An important meeting can produce stress-induced anxiety for days or even weeks in advance. When we are in an active state of stress, the part of the brain that reacts to danger is activated and the part that helps us rationalize and remember information is suppressed. So while we may be able to exert high levels of physical strength for a very short period of time, we also experience brain fog, fatigue, lower concentration, and an inability to communicate clearly.

Other than taking time to be prepared with your content, knowing it forward and backward, here are five ways to calm your mind before a big meeting. This list can also be employed in the days leading up to the meeting to keep stress at bay.

The vagus nerve is the longest nerve in the body, and its branches run through all organs. Stimulating the vagus nerve activates your body’s relaxation response. With a few minutes of conscious breathing, you can activate the vagus nerve and take yourself out of fight-or-flight mode, which is common when anxiety is high.

Take two or three quiet minutes with your eyes closed, seated in a chair, and focus on your breath. Inhale as fully yet softly as you can, and then take twice as long to exhale. The lengthened-out exhale is key in calming your heart rate, thus calming your nerves.

When we feel the ground, we feel stability throughout the entire body. Elevated expectations and the thought of getting up in front of a group can make anybody weak in the knees with that “outer-body” feeling. Whether standing or sitting, wiggle your toes and feel the weight of your feet on the ground (keep your knees soft if standing).

When we feel tense, our eyes strain, our brow furrows, and next comes the all-too-familiar stress headache. When you soften your eyes, your face and jaw relax and your brows and shoulders soften. Low and behold, your mind starts to relax, too! Plus, soft eyes brings a wider perspective.

Nourish your body through hydration in the days leading up to the meeting. We need water to maintain optimum function of every system in the body, including heart, brain, and lung capacity. Bring water with you to the meeting as dehydration can set your heart racing and induce a feeling of lightheadedness and dizziness.

In a big meeting, being a great listener is just as important as being a good presenter.
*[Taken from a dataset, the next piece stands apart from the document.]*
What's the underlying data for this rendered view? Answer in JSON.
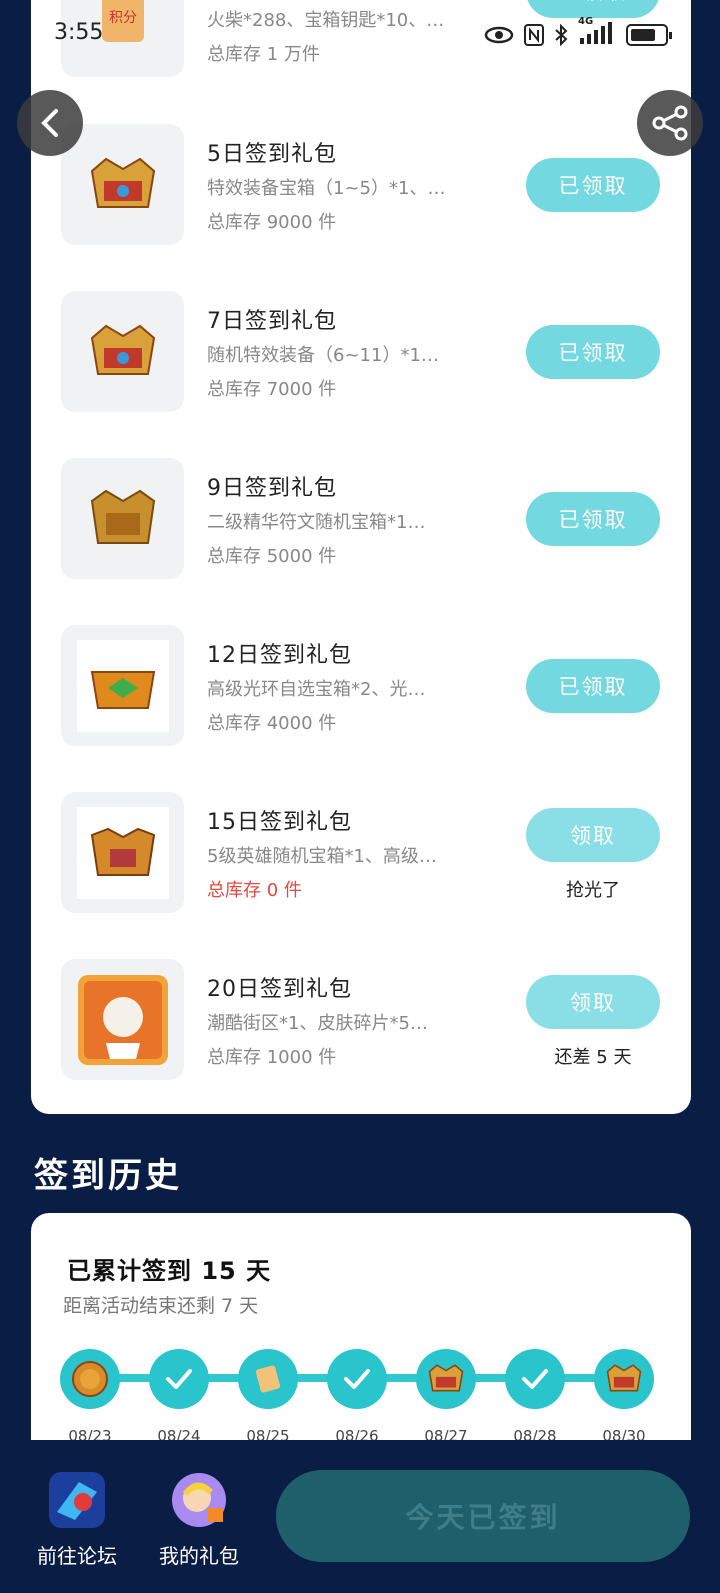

Instead of thinking of the next thing you’re going to say while someone else is talking, which is anxiety-producing behavior, turn your body toward the person, feel your feet on the ground, and breathe evenly while you take in what they’re saying. Your mind will remain clear and steady, rather than scattered and unfocused.